By Kate Evans. July 2023.
My journey to learning Welsh has been a long one. I’ve had a complicated relationship with my Welshness all my life. I can remember being in school and hating Welsh, and anything to do with Wales. I was strictly British, decorated my room with the Union Jack, tried consciously, even back then to reduce my accent.
Even as a child, I knew the implications of sounding Welsh. I was the first year in Wales to do compulsory Welsh from age 4. I grew up in a very Anglicised area of Wales (Newport) I didn’t hear Welsh as a child other than in Welsh classes, school Eisteddfods or holidays to West, and North Wales. I resented the fact growing up that we couldn’t get English Channel 4, and we could only get the far inferior (in my mind) S4C.
Welsh classes in the early noughties, were not great. I went to a very 'rough' school in Newport, and Welsh was overwhelmingly the doss class where the kids ran riot. I was a talented language student, I loved French. In year 9 I got to experience German and loved it. A natural affinity for languages and, having to learn a language I did not want to learn, Welsh, was an interesting experience. I got my A* in French, and my C in short course Welsh, C being the highest grade you could get at Short Course. It seemed a bit of a waste of time to me, given that I had studied it since the age of 4, and had better French that I’d started at 11. I did my A levels in French and German, and was accepted at a prestigious university to study languages. Unfortunately, I realised very soon into my university career, that I loved the performance nature of learning languages.
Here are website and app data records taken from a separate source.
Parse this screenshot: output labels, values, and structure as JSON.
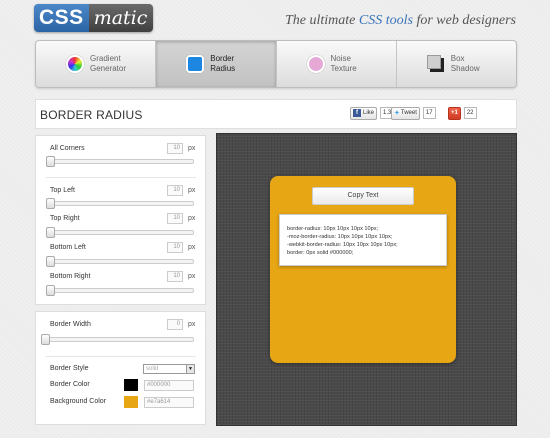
{
  "logo": {
    "part1": "CSS",
    "part2": "matic"
  },
  "tagline": {
    "prefix": "The ultimate ",
    "highlight": "CSS tools",
    "suffix": " for web designers"
  },
  "nav": {
    "tabs": [
      {
        "line1": "Gradient",
        "line2": "Generator",
        "icon": "gradient-icon",
        "active": false
      },
      {
        "line1": "Border",
        "line2": "Radius",
        "icon": "border-radius-icon",
        "active": true
      },
      {
        "line1": "Noise",
        "line2": "Texture",
        "icon": "noise-icon",
        "active": false
      },
      {
        "line1": "Box",
        "line2": "Shadow",
        "icon": "box-shadow-icon",
        "active": false
      }
    ]
  },
  "page_title": "BORDER RADIUS",
  "social": {
    "facebook": {
      "label": "Like",
      "count": "1.3k"
    },
    "twitter": {
      "label": "Tweet",
      "count": "17"
    },
    "google": {
      "label": "+1",
      "count": "22"
    }
  },
  "controls": {
    "all_corners": {
      "label": "All Corners",
      "value": "10",
      "unit": "px"
    },
    "top_left": {
      "label": "Top Left",
      "value": "10",
      "unit": "px"
    },
    "top_right": {
      "label": "Top Right",
      "value": "10",
      "unit": "px"
    },
    "bottom_left": {
      "label": "Bottom Left",
      "value": "10",
      "unit": "px"
    },
    "bottom_right": {
      "label": "Bottom Right",
      "value": "10",
      "unit": "px"
    },
    "border_width": {
      "label": "Border Width",
      "value": "0",
      "unit": "px"
    },
    "border_style": {
      "label": "Border Style",
      "value": "solid"
    },
    "border_color": {
      "label": "Border Color",
      "value": "#000000",
      "swatch": "#000000"
    },
    "background_color": {
      "label": "Background Color",
      "value": "#e7a614",
      "swatch": "#e7a614"
    }
  },
  "preview": {
    "copy_button": "Copy Text",
    "code_lines": [
      "border-radius: 10px 10px 10px 10px;",
      "-moz-border-radius: 10px 10px 10px 10px;",
      "-webkit-border-radius: 10px 10px 10px 10px;",
      "border: 0px solid #000000;"
    ]
  },
  "colors": {
    "accent_blue": "#3a74b8",
    "box_background": "#e7a614",
    "active_tab_icon": "#1c86e0"
  }
}
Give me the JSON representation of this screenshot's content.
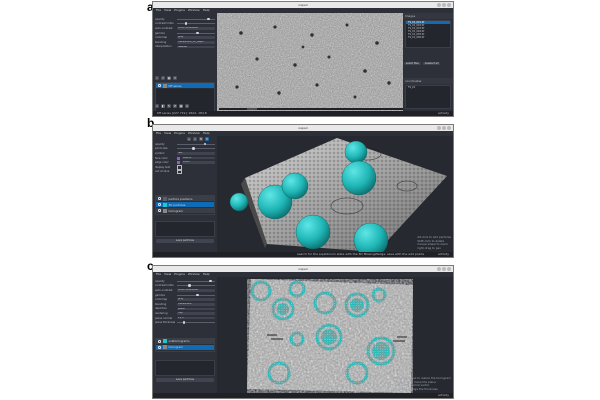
{
  "panels": [
    {
      "letter": "a",
      "window_title": "napari",
      "menu": [
        "File",
        "View",
        "Plugins",
        "Window",
        "Help"
      ],
      "layer_controls": [
        {
          "label": "opacity"
        },
        {
          "label": "contrast limits"
        },
        {
          "label": "auto-contrast",
          "value": "once   continuous"
        },
        {
          "label": "gamma"
        },
        {
          "label": "colormap",
          "value": "gray"
        },
        {
          "label": "blending",
          "value": "translucent_no_depth"
        },
        {
          "label": "interpolation",
          "value": "nearest"
        }
      ],
      "layers": [
        {
          "name": "tiff series",
          "selected": true
        }
      ],
      "right_dock": {
        "files_title": "Images",
        "files": [
          "TS_01_001.tif",
          "TS_01_002.tif",
          "TS_01_003.tif",
          "TS_01_004.tif",
          "TS_01_005.tif",
          "TS_01_006.tif"
        ],
        "buttons": [
          "select files",
          "deselect all"
        ],
        "coords_title": "coordinates",
        "coord_item": "TS_01",
        "action": "open 3D viewer (Shift-Tab)"
      },
      "status": "tiff series   [227 719]: 2622, 184.8",
      "status_right": "activity"
    },
    {
      "letter": "b",
      "window_title": "napari",
      "menu": [
        "File",
        "View",
        "Plugins",
        "Window",
        "Help"
      ],
      "layer_controls": [
        {
          "label": "opacity"
        },
        {
          "label": "point size"
        },
        {
          "label": "symbol",
          "value": "disc"
        },
        {
          "label": "face color",
          "value": "#00ffff"
        },
        {
          "label": "edge color",
          "value": "#ffffff"
        },
        {
          "label": "display text"
        },
        {
          "label": "out of slice"
        }
      ],
      "layers": [
        {
          "name": "particle positions",
          "selected": false
        },
        {
          "name": "3D particles",
          "selected": true
        },
        {
          "name": "tomogram",
          "selected": false
        }
      ],
      "bottom_buttons": [
        "save particles"
      ],
      "annotation": "Alt-click to add particles\nShift-click to delete\nmouse wheel to zoom\nright-drag to pan",
      "status": "search for the equilibrium state with the 3D MissingWedge, save with the add points",
      "status_right": "activity"
    },
    {
      "letter": "c",
      "window_title": "napari",
      "menu": [
        "File",
        "View",
        "Plugins",
        "Window",
        "Help"
      ],
      "layer_controls": [
        {
          "label": "opacity"
        },
        {
          "label": "contrast limits"
        },
        {
          "label": "auto-contrast",
          "value": "once   continuous"
        },
        {
          "label": "gamma"
        },
        {
          "label": "colormap",
          "value": "gray"
        },
        {
          "label": "blending",
          "value": "translucent"
        },
        {
          "label": "depiction",
          "value": "plane"
        },
        {
          "label": "rendering",
          "value": "mip"
        },
        {
          "label": "plane normal",
          "value": "z   y   x"
        },
        {
          "label": "plane thickness"
        }
      ],
      "layers": [
        {
          "name": "subtomograms",
          "selected": false
        },
        {
          "name": "tomogram",
          "selected": true
        }
      ],
      "bottom_buttons": [
        "save particles"
      ],
      "annotation": "drag the plane to reslice the tomogram\nshift-drag to move the plane\nalong the normal vector\nscroll to change the thickness",
      "status": "",
      "status_right": "activity"
    }
  ],
  "colors": {
    "accent": "#0f6bb5",
    "particle": "#1fc7c7",
    "dock": "#2d3038",
    "canvas": "#262930"
  }
}
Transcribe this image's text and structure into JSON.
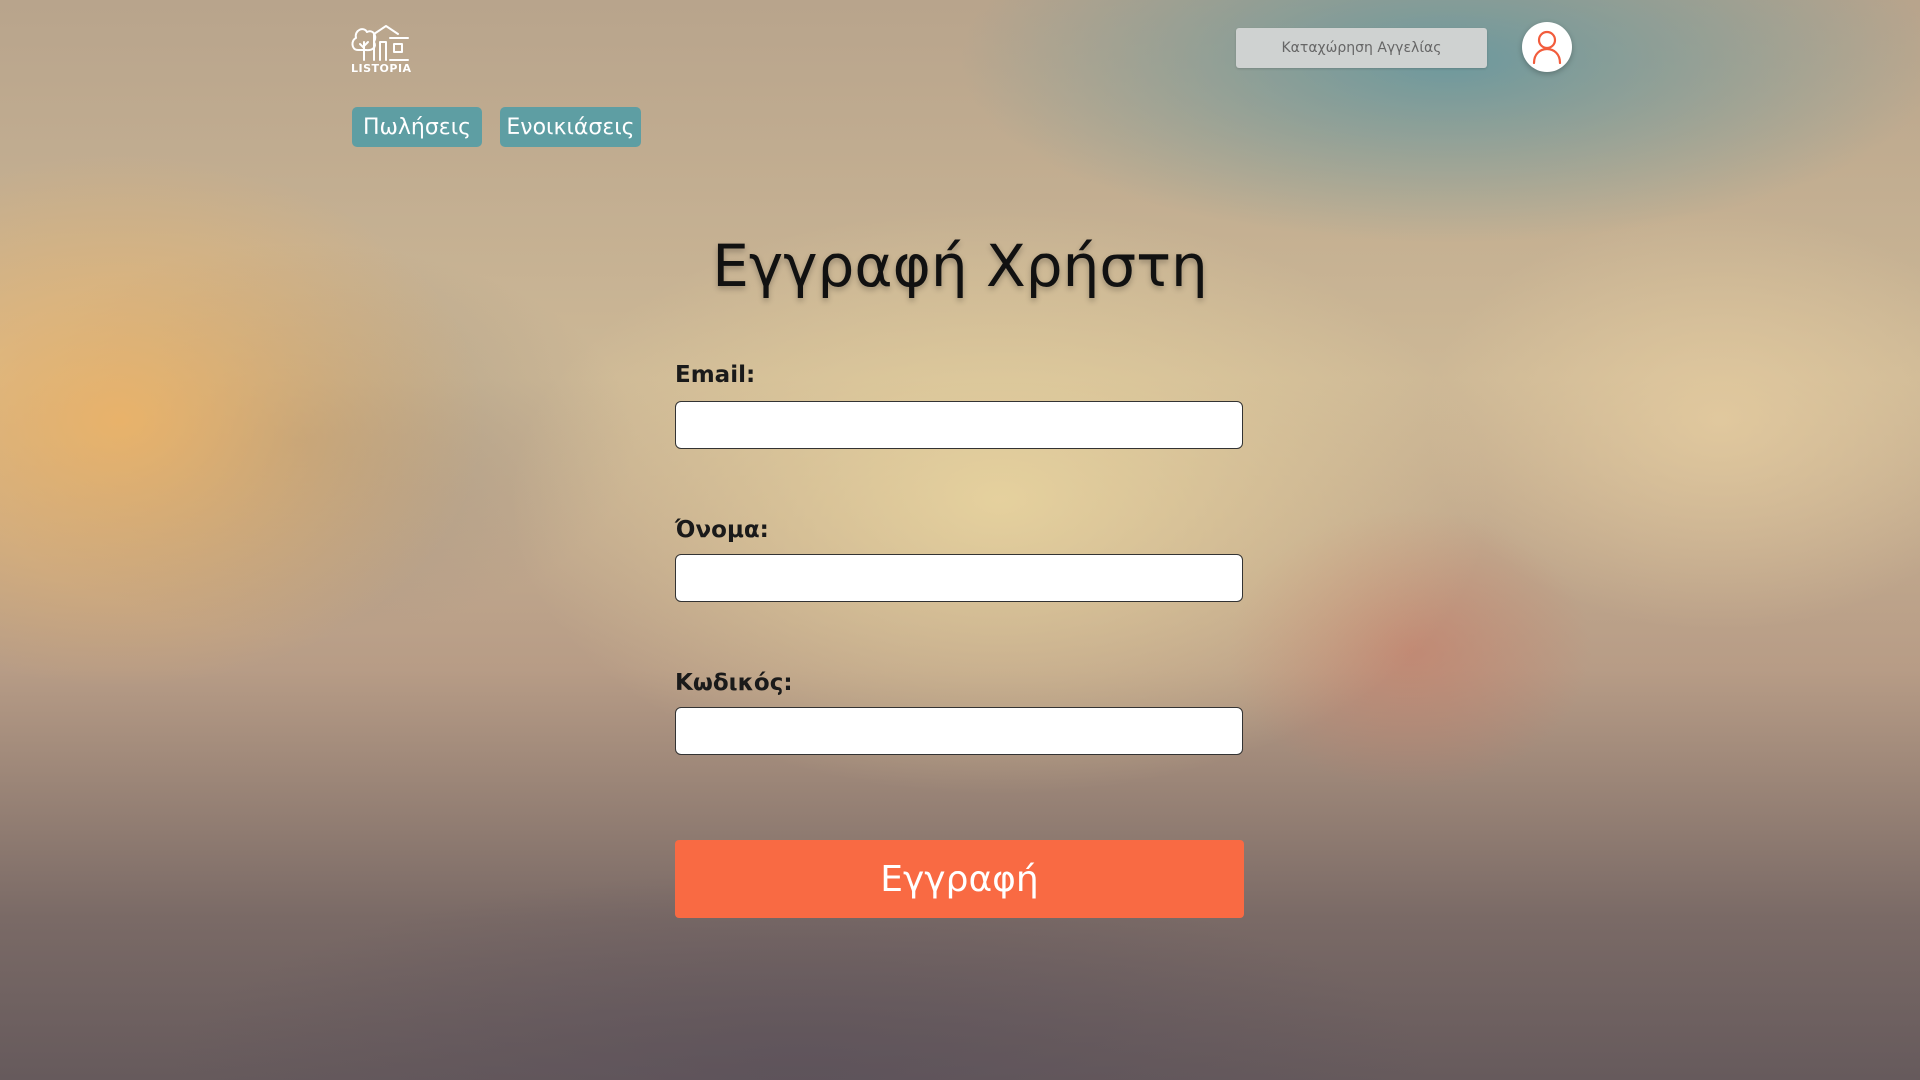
{
  "header": {
    "logo_text": "LISTOPIA",
    "post_ad_label": "Καταχώρηση Αγγελίας",
    "user_icon": "user-icon"
  },
  "nav": {
    "tabs": [
      {
        "label": "Πωλήσεις"
      },
      {
        "label": "Ενοικιάσεις"
      }
    ],
    "tab_color": "#5e9ea3"
  },
  "form": {
    "title": "Εγγραφή Χρήστη",
    "fields": [
      {
        "label": "Email:",
        "value": ""
      },
      {
        "label": "Όνομα:",
        "value": ""
      },
      {
        "label": "Κωδικός:",
        "value": ""
      }
    ],
    "submit_label": "Εγγραφή",
    "submit_color": "#f96a43"
  }
}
I was a performer not a linguist. I loved the characters I would create.
And so I went to university to study English and Drama. A small town in Surrey. Full of Oxbridge rejects. I was one of the very few Welsh people and the snubs and jibes just kept coming. It was clear; Welsh people were inferior: the joke. The uneducated peasants from the provinces. Even studying English Literature it was apparent. The imbeciles in Shakespeare to be laughed at. No depth of character. We existed in literature solely to be mocked.
I went to Drama School and was told that I couldn’t enter Carlton Hobbs (a radio competition) with a Welsh accent; I would need to lose it. I studied Received Pronunciation as those of us with a regional accent would be held back from roles outside of drama school.
Kate on stage.
Having graduated and acting professionally, the fact still remains, a Welsh accent limits you. You are seen as a comic actress. You are a clown. It has lit a fire under me, that wants to champion Wales and Welsh stories. I want to showcase Wales and its amazing people. I have never known kindness like that of Welsh people, and it was evident living in London for 10 years, that the sense of community and unity that comes with being Welsh is rare.
Feeling separated from Wales, and homesick, I started researching Welsh and Welsh stories. Learning about the Welsh Not, learning that my own relatives faced this in schools and the reason why I did not speak my own language. I left London in March of this year. Struggling as an actress, and not being able to feed, or house myself with the rising costs. I have now signed up to the Learn Welsh Foundation course starting in September. I’m also doing bits and bobs in Duolingo (so I know a lot about parsnips).
My feeling now is that if I don’t learn Welsh, the English that first colonised us, and the English government that beat the language out of our children win.
For me, it is now about connection. Connecting my tongue with my brain. Connecting my body with the place I was born.
I’m writing and hope to create Welsh plays, and hopefully a Welsh sitcom. I want to tell positive welsh stories. Stories that are more than being a joke. Stories where Welsh people are the main characters. I also have a Welsh Drag King who is about embracing Welshness, and write and perform stand up based on being Welsh. I’m just so sorry that it’s taken me 35 years to connect to my heritage.